---------- Given entries
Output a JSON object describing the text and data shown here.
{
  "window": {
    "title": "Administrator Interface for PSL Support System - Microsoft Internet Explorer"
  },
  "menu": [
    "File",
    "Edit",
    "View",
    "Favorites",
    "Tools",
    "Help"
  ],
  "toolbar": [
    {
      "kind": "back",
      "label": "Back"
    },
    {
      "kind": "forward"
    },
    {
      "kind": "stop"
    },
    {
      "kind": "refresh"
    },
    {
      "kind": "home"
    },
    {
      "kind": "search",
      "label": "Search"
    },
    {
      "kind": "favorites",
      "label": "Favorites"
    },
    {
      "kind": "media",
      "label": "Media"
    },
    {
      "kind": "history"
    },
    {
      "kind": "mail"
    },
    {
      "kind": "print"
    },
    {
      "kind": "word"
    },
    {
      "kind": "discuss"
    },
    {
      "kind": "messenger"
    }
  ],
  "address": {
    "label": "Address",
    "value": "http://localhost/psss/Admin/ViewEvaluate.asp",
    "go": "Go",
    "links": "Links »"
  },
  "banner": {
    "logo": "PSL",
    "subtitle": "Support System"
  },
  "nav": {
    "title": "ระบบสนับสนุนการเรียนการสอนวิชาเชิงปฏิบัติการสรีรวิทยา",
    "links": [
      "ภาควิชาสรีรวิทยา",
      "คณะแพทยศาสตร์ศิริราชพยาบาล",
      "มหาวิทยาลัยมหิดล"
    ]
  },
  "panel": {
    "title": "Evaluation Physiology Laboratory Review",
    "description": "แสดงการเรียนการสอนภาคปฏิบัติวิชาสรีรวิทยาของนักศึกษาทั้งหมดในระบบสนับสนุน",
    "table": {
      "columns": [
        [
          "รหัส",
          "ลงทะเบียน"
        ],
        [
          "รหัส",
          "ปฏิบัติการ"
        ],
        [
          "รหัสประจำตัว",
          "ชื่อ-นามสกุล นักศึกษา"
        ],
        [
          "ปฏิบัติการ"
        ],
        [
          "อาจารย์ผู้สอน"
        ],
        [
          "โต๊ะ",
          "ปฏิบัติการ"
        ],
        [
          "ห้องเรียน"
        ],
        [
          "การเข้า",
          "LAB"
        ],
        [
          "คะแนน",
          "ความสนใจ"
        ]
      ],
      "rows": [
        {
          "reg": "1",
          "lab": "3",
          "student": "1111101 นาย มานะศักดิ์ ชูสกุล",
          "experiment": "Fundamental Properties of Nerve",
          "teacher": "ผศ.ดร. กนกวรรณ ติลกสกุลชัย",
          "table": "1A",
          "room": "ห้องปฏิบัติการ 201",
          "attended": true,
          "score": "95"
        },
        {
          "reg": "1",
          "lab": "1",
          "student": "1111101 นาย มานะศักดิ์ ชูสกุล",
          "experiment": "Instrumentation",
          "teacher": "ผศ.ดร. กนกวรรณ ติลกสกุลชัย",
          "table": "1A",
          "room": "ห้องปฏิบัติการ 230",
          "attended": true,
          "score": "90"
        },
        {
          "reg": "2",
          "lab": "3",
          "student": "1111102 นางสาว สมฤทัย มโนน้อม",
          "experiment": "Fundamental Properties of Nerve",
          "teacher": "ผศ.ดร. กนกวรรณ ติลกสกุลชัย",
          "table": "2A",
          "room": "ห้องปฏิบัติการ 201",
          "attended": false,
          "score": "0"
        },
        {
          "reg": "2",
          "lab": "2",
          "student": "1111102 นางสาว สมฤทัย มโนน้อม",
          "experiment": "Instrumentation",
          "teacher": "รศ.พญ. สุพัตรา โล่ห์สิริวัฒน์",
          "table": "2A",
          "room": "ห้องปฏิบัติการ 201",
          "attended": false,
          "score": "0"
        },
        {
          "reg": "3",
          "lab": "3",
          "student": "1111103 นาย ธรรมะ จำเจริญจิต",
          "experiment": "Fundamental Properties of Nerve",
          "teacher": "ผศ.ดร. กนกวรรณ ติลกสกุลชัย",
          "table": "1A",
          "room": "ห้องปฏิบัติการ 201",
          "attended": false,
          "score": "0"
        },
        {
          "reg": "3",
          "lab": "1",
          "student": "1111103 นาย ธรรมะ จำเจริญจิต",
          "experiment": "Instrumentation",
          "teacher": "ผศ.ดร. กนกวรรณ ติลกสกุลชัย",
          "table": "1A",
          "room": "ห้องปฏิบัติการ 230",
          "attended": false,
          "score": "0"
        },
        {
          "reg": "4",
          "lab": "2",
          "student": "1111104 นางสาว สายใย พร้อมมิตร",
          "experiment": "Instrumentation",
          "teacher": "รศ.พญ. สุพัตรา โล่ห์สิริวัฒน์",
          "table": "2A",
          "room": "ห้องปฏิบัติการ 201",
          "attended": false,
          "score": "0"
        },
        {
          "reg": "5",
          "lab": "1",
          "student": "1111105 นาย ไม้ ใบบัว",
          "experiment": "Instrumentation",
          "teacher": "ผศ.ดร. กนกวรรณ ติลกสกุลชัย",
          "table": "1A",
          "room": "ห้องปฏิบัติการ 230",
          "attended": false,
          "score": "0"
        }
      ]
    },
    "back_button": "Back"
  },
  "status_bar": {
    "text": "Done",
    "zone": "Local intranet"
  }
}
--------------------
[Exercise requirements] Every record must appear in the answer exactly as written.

[Written response]
Output a JSON object describing the text and data shown here.
{
  "window": {
    "title": "Administrator Interface for PSL Support System - Microsoft Internet Explorer"
  },
  "menu": [
    "File",
    "Edit",
    "View",
    "Favorites",
    "Tools",
    "Help"
  ],
  "toolbar": [
    {
      "kind": "back",
      "label": "Back"
    },
    {
      "kind": "forward"
    },
    {
      "kind": "stop"
    },
    {
      "kind": "refresh"
    },
    {
      "kind": "home"
    },
    {
      "kind": "search",
      "label": "Search"
    },
    {
      "kind": "favorites",
      "label": "Favorites"
    },
    {
      "kind": "media",
      "label": "Media"
    },
    {
      "kind": "history"
    },
    {
      "kind": "mail"
    },
    {
      "kind": "print"
    },
    {
      "kind": "word"
    },
    {
      "kind": "discuss"
    },
    {
      "kind": "messenger"
    }
  ],
  "address": {
    "label": "Address",
    "value": "http://localhost/psss/Admin/ViewEvaluate.asp",
    "go": "Go",
    "links": "Links »"
  },
  "banner": {
    "logo": "PSL",
    "subtitle": "Support System"
  },
  "nav": {
    "title": "ระบบสนับสนุนการเรียนการสอนวิชาเชิงปฏิบัติการสรีรวิทยา",
    "links": [
      "ภาควิชาสรีรวิทยา",
      "คณะแพทยศาสตร์ศิริราชพยาบาล",
      "มหาวิทยาลัยมหิดล"
    ]
  },
  "panel": {
    "title": "Evaluation Physiology Laboratory Review",
    "description": "แสดงการเรียนการสอนภาคปฏิบัติวิชาสรีรวิทยาของนักศึกษาทั้งหมดในระบบสนับสนุน",
    "table": {
      "columns": [
        [
          "รหัส",
          "ลงทะเบียน"
        ],
        [
          "รหัส",
          "ปฏิบัติการ"
        ],
        [
          "รหัสประจำตัว",
          "ชื่อ-นามสกุล นักศึกษา"
        ],
        [
          "ปฏิบัติการ"
        ],
        [
          "อาจารย์ผู้สอน"
        ],
        [
          "โต๊ะ",
          "ปฏิบัติการ"
        ],
        [
          "ห้องเรียน"
        ],
        [
          "การเข้า",
          "LAB"
        ],
        [
          "คะแนน",
          "ความสนใจ"
        ]
      ],
      "rows": [
        {
          "reg": "1",
          "lab": "3",
          "student": "1111101 นาย มานะศักดิ์ ชูสกุล",
          "experiment": "Fundamental Properties of Nerve",
          "teacher": "ผศ.ดร. กนกวรรณ ติลกสกุลชัย",
          "table": "1A",
          "room": "ห้องปฏิบัติการ 201",
          "attended": true,
          "score": "95"
        },
        {
          "reg": "1",
          "lab": "1",
          "student": "1111101 นาย มานะศักดิ์ ชูสกุล",
          "experiment": "Instrumentation",
          "teacher": "ผศ.ดร. กนกวรรณ ติลกสกุลชัย",
          "table": "1A",
          "room": "ห้องปฏิบัติการ 230",
          "attended": true,
          "score": "90"
        },
        {
          "reg": "2",
          "lab": "3",
          "student": "1111102 นางสาว สมฤทัย มโนน้อม",
          "experiment": "Fundamental Properties of Nerve",
          "teacher": "ผศ.ดร. กนกวรรณ ติลกสกุลชัย",
          "table": "2A",
          "room": "ห้องปฏิบัติการ 201",
          "attended": false,
          "score": "0"
        },
        {
          "reg": "2",
          "lab": "2",
          "student": "1111102 นางสาว สมฤทัย มโนน้อม",
          "experiment": "Instrumentation",
          "teacher": "รศ.พญ. สุพัตรา โล่ห์สิริวัฒน์",
          "table": "2A",
          "room": "ห้องปฏิบัติการ 201",
          "attended": false,
          "score": "0"
        },
        {
          "reg": "3",
          "lab": "3",
          "student": "1111103 นาย ธรรมะ จำเจริญจิต",
          "experiment": "Fundamental Properties of Nerve",
          "teacher": "ผศ.ดร. กนกวรรณ ติลกสกุลชัย",
          "table": "1A",
          "room": "ห้องปฏิบัติการ 201",
          "attended": false,
          "score": "0"
        },
        {
          "reg": "3",
          "lab": "1",
          "student": "1111103 นาย ธรรมะ จำเจริญจิต",
          "experiment": "Instrumentation",
          "teacher": "ผศ.ดร. กนกวรรณ ติลกสกุลชัย",
          "table": "1A",
          "room": "ห้องปฏิบัติการ 230",
          "attended": false,
          "score": "0"
        },
        {
          "reg": "4",
          "lab": "2",
          "student": "1111104 นางสาว สายใย พร้อมมิตร",
          "experiment": "Instrumentation",
          "teacher": "รศ.พญ. สุพัตรา โล่ห์สิริวัฒน์",
          "table": "2A",
          "room": "ห้องปฏิบัติการ 201",
          "attended": false,
          "score": "0"
        },
        {
          "reg": "5",
          "lab": "1",
          "student": "1111105 นาย ไม้ ใบบัว",
          "experiment": "Instrumentation",
          "teacher": "ผศ.ดร. กนกวรรณ ติลกสกุลชัย",
          "table": "1A",
          "room": "ห้องปฏิบัติการ 230",
          "attended": false,
          "score": "0"
        }
      ]
    },
    "back_button": "Back"
  },
  "status_bar": {
    "text": "Done",
    "zone": "Local intranet"
  }
}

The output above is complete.